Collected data
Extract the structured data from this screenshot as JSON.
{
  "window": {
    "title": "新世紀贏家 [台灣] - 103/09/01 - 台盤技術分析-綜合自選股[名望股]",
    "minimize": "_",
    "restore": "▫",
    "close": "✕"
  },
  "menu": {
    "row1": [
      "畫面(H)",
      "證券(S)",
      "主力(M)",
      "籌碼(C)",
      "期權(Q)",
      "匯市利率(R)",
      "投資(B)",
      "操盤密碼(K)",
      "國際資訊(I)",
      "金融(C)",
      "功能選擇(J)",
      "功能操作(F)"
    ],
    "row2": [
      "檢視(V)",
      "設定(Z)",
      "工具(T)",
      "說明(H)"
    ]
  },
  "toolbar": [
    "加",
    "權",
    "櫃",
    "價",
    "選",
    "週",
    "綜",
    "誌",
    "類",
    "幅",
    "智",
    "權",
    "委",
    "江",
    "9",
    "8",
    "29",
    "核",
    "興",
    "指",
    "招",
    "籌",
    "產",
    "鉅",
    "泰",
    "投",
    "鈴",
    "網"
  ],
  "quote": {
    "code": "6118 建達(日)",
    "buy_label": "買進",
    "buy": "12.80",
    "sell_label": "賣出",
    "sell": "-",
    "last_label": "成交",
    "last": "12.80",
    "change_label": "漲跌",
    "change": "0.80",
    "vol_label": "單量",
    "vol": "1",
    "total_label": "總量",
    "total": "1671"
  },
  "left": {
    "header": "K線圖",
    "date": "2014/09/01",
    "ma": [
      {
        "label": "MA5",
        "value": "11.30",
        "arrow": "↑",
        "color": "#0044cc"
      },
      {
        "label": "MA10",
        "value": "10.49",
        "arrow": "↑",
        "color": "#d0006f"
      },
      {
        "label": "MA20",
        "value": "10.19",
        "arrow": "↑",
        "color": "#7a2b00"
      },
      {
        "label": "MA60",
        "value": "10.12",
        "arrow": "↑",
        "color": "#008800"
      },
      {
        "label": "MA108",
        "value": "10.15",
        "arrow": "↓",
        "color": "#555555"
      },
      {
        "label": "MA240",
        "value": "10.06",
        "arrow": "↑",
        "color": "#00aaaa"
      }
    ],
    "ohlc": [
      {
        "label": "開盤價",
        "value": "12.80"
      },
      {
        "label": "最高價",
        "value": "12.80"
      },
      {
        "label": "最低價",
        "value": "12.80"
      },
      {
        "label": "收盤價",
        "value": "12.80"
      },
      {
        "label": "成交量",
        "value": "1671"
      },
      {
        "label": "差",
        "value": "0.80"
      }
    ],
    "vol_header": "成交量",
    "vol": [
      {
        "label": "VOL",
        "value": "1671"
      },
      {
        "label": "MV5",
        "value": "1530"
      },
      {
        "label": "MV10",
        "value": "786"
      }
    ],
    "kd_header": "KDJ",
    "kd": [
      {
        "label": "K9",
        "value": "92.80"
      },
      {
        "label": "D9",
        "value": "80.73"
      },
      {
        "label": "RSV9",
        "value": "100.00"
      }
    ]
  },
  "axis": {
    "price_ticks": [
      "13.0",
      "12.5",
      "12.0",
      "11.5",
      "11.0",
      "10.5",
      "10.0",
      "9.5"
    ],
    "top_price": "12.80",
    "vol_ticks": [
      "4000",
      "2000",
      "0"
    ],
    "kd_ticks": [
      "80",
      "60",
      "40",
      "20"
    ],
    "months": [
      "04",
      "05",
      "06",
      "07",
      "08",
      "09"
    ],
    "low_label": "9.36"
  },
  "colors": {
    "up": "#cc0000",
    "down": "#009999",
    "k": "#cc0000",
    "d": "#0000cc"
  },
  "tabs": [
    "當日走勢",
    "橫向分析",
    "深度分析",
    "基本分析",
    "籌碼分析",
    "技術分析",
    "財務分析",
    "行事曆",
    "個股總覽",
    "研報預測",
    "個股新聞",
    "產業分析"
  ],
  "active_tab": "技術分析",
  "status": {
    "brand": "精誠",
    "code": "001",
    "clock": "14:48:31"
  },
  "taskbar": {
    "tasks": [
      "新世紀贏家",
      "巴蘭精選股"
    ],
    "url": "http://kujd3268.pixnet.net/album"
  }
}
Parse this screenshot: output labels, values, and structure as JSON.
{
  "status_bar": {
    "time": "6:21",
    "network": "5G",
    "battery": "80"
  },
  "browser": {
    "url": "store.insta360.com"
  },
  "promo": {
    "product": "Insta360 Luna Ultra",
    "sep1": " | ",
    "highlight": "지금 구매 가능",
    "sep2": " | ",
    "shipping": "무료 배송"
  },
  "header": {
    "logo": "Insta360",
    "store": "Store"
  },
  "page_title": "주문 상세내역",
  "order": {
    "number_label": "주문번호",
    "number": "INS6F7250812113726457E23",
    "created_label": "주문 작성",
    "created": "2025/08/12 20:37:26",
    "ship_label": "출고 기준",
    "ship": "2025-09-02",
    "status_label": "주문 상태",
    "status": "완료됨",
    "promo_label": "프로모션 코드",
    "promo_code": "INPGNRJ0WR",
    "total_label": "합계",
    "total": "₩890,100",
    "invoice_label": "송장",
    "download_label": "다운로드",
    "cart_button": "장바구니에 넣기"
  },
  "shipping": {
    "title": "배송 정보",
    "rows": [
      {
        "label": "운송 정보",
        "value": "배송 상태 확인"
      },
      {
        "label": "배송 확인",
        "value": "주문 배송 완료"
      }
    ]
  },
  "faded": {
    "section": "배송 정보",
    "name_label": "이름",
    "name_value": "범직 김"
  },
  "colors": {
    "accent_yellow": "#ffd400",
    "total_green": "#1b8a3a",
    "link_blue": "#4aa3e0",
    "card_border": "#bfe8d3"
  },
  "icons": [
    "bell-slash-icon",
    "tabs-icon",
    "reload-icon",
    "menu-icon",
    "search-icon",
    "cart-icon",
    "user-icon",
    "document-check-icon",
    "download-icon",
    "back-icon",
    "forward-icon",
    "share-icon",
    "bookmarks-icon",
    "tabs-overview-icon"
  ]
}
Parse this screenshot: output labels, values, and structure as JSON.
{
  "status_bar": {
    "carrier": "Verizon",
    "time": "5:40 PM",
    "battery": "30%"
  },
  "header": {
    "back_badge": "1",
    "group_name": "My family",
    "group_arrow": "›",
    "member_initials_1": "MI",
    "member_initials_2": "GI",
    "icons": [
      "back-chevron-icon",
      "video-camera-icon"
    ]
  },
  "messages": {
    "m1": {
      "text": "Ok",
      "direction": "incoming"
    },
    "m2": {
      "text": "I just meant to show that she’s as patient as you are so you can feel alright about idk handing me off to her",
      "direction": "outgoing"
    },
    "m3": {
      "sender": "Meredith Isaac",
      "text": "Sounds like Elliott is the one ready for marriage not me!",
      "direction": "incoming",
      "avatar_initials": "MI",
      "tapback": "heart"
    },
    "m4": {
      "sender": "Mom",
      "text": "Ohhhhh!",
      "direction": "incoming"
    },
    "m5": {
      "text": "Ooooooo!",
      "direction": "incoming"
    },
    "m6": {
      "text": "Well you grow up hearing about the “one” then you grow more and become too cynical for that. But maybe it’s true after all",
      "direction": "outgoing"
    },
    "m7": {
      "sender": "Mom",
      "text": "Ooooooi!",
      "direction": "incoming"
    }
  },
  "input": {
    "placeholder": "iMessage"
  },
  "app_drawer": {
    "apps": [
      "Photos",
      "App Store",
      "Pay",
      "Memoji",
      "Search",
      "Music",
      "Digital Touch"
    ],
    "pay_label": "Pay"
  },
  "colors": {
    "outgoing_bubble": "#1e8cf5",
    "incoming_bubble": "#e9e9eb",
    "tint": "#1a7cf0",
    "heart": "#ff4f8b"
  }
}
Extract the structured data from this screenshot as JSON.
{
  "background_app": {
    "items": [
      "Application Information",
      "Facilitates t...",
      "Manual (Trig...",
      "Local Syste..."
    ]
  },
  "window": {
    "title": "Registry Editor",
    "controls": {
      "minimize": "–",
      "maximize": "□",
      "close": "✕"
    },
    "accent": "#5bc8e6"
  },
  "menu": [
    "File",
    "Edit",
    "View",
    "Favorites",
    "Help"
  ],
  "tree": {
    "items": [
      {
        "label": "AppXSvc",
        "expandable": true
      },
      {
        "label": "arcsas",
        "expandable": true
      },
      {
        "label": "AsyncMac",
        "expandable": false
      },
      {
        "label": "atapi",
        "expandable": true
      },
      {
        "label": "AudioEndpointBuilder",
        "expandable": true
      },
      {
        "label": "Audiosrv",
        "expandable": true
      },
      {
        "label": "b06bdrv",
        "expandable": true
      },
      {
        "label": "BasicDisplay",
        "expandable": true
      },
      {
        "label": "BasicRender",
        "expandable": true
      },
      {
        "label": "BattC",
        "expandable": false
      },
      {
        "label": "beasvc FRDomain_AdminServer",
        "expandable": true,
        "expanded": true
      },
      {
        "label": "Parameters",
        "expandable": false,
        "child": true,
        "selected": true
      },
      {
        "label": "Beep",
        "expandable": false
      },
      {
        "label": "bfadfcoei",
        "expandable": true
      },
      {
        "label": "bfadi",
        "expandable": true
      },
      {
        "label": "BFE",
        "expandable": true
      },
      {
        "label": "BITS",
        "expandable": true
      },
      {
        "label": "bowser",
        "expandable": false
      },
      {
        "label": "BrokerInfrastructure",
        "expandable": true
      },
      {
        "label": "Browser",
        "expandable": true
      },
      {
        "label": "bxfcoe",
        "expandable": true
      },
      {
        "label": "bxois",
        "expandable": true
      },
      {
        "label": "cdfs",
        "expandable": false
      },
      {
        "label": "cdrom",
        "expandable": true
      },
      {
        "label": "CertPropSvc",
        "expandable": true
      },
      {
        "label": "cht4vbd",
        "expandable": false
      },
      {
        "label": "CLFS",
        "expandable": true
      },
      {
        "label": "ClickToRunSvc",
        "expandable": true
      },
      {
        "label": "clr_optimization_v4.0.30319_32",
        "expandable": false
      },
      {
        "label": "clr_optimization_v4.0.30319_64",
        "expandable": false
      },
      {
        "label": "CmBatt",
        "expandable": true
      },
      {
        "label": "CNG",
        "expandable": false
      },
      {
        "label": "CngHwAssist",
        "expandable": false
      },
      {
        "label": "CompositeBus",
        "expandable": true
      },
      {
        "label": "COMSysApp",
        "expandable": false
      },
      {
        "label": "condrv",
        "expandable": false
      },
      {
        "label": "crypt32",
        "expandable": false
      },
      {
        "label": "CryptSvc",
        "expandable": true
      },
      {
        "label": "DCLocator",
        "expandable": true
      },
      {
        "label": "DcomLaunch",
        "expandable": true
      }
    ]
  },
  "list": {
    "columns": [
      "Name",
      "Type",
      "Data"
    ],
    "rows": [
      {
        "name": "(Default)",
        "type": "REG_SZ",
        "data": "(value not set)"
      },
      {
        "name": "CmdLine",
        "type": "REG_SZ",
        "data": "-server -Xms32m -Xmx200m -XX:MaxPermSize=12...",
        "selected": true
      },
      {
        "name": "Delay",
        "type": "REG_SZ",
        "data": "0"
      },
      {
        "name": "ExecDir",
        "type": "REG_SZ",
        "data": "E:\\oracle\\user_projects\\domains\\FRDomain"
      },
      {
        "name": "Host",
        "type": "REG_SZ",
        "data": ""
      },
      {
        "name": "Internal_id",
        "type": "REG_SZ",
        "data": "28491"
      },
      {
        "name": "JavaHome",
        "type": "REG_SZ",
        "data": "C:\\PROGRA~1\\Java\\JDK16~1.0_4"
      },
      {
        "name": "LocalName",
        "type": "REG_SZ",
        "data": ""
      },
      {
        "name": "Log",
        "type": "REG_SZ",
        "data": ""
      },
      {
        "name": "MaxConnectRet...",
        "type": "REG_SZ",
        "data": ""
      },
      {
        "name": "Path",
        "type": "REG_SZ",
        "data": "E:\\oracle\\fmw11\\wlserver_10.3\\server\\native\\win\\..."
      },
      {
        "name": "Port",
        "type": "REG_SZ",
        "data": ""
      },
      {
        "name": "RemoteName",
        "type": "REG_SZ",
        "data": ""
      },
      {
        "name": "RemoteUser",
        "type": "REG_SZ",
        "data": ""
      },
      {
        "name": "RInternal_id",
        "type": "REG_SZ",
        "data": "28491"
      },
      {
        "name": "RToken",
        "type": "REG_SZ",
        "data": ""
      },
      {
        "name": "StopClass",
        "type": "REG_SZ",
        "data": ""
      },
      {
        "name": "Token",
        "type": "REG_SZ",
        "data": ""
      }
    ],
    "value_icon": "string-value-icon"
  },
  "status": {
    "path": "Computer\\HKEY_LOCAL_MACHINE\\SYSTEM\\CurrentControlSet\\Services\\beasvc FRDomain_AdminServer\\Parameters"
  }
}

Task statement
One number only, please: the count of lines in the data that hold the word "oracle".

Answer section
2